OK, the GC get always linked, so i'll get extra bytes in my files but, does this
mean that the GC is active (run) when i open my application or the GC is just a
simple bunch of functions that are never called?

Heinz
Dec 11 2006
parent reply Daniel Keep <daniel.keep+lists gmail.com> writes:
Heinz wrote:
 Thanks Daniel for your answer.
 OK, the GC get always linked, so i'll get extra bytes in my files but, does
this
 mean that the GC is active (run) when i open my application or the GC is just a
 simple bunch of functions that are never called?
 
 Heinz

The GC is "run" in the sense that it is initialised when the application starts up. However, what you have to understand is that the GC will not run a collection cycle UNLESS you attempt to 'new' some memory, and you've run out. If you, for example, use C's malloc and free, then the GC won't ever be triggered. (An exception to this is that when you quit, the GC runs a collection to clean up... I think.) One other thing to keep in mind is that you can override the use of the GC on a per-class basis by overriding a class' 'new' member. Lemme see if I can find the doc for it... http://digitalmars.com/d/class.html#allocators So, summary: 1. With stock DMD, the GC is always linked in. 2. The GC is always initialised on program startup. 3. The GC is used (by default) for the 'new' operator. 4. You can use a different allocator for 'new' on a per-class basis. 5. You can use any allocation scheme you like so long as you manually call it. 6. A collection is only run if you attempt to 'new' some memory, and there isn't enough free memory. Hope that covers everything. -- Daniel
Dec 11 2006
parent Stewart Gordon <smjg_1998 yahoo.com> writes:
Daniel Keep wrote:
<snip>
 The GC is "run" in the sense that it is initialised when the application 
 starts up.
 
 However, what you have to understand is that the GC will not run a 
 collection cycle UNLESS you attempt to 'new' some memory, and you've run 
 out.
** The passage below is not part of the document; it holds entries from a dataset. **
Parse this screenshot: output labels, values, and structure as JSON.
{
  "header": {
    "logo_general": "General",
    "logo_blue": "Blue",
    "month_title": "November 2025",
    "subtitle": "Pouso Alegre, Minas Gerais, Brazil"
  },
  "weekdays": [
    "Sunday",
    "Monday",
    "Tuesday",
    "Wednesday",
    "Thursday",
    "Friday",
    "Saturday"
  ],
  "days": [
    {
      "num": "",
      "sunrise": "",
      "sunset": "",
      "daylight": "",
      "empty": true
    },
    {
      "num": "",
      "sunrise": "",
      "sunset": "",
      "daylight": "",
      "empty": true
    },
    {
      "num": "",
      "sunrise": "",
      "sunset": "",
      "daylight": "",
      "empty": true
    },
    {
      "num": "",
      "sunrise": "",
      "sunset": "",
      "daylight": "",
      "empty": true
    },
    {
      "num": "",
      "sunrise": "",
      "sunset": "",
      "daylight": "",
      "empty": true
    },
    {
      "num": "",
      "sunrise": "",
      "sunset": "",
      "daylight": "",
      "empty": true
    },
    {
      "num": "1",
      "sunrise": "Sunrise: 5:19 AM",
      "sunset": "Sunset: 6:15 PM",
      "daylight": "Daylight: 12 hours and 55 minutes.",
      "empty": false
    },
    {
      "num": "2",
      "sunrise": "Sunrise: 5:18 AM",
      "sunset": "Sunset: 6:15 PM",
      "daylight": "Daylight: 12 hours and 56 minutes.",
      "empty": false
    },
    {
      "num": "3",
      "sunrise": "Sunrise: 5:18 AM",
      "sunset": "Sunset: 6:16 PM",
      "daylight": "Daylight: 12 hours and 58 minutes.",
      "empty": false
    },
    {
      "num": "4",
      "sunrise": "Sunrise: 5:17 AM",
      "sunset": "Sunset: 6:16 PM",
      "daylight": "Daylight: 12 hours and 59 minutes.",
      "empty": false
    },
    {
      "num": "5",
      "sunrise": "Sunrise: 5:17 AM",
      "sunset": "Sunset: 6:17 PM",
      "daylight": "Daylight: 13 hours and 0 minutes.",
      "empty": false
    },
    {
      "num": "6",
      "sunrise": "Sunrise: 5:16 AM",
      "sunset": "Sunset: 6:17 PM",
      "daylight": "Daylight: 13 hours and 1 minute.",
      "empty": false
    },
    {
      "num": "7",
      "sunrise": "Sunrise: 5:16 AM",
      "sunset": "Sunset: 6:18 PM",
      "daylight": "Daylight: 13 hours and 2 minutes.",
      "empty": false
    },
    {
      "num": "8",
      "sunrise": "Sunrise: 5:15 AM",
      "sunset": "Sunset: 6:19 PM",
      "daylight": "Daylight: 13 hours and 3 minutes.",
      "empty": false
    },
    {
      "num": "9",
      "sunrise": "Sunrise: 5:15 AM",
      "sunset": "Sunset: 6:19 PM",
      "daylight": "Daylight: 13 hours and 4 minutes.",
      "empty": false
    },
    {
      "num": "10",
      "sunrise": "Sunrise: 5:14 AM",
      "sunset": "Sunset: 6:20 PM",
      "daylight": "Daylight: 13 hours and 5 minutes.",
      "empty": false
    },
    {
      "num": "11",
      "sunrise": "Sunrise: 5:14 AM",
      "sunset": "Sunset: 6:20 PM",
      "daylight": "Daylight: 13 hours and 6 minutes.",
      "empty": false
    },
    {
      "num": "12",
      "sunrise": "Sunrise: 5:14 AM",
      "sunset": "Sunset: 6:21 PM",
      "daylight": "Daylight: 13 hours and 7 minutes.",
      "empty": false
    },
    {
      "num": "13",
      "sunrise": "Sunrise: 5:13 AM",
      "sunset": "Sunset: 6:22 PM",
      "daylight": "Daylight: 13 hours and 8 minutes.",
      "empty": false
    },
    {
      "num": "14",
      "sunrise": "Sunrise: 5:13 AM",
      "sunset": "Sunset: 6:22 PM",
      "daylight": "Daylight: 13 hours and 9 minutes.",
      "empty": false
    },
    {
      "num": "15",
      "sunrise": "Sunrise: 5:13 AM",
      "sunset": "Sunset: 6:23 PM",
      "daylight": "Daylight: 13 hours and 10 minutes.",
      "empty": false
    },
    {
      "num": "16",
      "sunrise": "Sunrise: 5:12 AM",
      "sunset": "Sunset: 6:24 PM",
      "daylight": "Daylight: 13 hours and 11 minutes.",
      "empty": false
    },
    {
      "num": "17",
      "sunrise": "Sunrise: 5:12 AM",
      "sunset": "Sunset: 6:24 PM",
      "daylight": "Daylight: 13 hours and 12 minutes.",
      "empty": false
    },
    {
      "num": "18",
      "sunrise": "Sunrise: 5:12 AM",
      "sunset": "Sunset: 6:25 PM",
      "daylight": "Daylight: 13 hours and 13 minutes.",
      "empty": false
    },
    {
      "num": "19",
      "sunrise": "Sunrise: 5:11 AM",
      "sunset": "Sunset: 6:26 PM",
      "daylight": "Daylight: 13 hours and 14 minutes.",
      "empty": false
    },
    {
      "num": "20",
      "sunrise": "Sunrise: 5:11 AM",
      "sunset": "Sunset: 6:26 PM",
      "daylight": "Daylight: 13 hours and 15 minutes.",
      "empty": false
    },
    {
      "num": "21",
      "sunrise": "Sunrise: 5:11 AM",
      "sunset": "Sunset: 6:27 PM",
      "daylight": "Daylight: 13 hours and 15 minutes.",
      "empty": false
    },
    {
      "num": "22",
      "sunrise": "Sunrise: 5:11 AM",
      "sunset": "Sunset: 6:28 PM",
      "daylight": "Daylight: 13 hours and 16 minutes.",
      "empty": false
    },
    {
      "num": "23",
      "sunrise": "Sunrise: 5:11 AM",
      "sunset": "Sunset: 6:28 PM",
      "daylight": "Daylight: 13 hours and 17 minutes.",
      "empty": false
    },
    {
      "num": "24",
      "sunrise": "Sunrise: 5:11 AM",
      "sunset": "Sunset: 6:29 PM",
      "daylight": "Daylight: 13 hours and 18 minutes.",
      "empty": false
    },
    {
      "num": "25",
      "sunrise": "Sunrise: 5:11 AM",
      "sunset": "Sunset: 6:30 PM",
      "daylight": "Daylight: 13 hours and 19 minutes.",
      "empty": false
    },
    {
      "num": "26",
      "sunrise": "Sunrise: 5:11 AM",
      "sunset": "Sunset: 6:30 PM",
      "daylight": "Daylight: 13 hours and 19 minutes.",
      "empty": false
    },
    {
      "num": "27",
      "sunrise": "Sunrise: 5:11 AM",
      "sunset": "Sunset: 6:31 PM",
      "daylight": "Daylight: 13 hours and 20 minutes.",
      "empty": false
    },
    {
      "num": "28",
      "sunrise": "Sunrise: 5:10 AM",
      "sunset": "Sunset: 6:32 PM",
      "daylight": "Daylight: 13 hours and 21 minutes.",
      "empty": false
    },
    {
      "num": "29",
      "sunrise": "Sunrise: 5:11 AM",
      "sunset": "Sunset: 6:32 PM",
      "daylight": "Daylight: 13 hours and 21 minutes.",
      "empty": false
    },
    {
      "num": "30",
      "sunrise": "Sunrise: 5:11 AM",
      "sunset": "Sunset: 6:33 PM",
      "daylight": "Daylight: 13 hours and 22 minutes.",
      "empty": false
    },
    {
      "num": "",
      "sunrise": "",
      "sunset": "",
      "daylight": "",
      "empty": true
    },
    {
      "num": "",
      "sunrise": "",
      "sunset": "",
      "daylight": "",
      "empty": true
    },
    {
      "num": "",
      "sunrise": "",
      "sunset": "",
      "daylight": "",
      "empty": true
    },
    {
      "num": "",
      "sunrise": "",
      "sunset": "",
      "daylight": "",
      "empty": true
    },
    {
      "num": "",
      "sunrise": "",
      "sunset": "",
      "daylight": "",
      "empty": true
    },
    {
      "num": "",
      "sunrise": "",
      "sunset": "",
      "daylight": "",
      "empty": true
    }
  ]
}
There are a number of ways to trigger allocation of memory on the heap: - using associative arrays - setting .length of an array - calling .dup on an array - concatenating arrays with ~ or ~= - maybe others....
 If you, for example, use C's malloc and free, then the GC won't 
 ever be triggered.
 
 (An exception to this is that when you quit, the GC runs a collection to 
 clean up... I think.)

It does seem to've changed since I last looked. <snip>
 1. With stock DMD, the GC is always linked in.
 2. The GC is always initialised on program startup.
 3. The GC is used (by default) for the 'new' operator.
 4. You can use a different allocator for 'new' on a per-class basis.
 5. You can use any allocation scheme you like so long as you manually 
 call it.
 6. A collection is only run if you attempt to 'new' some memory, and 
 there isn't enough free memory.

I'd think it would make an effort to clean up so that it can reuse existing memory rather than claiming more and more from the OS. Stewart.
Dec 16 2006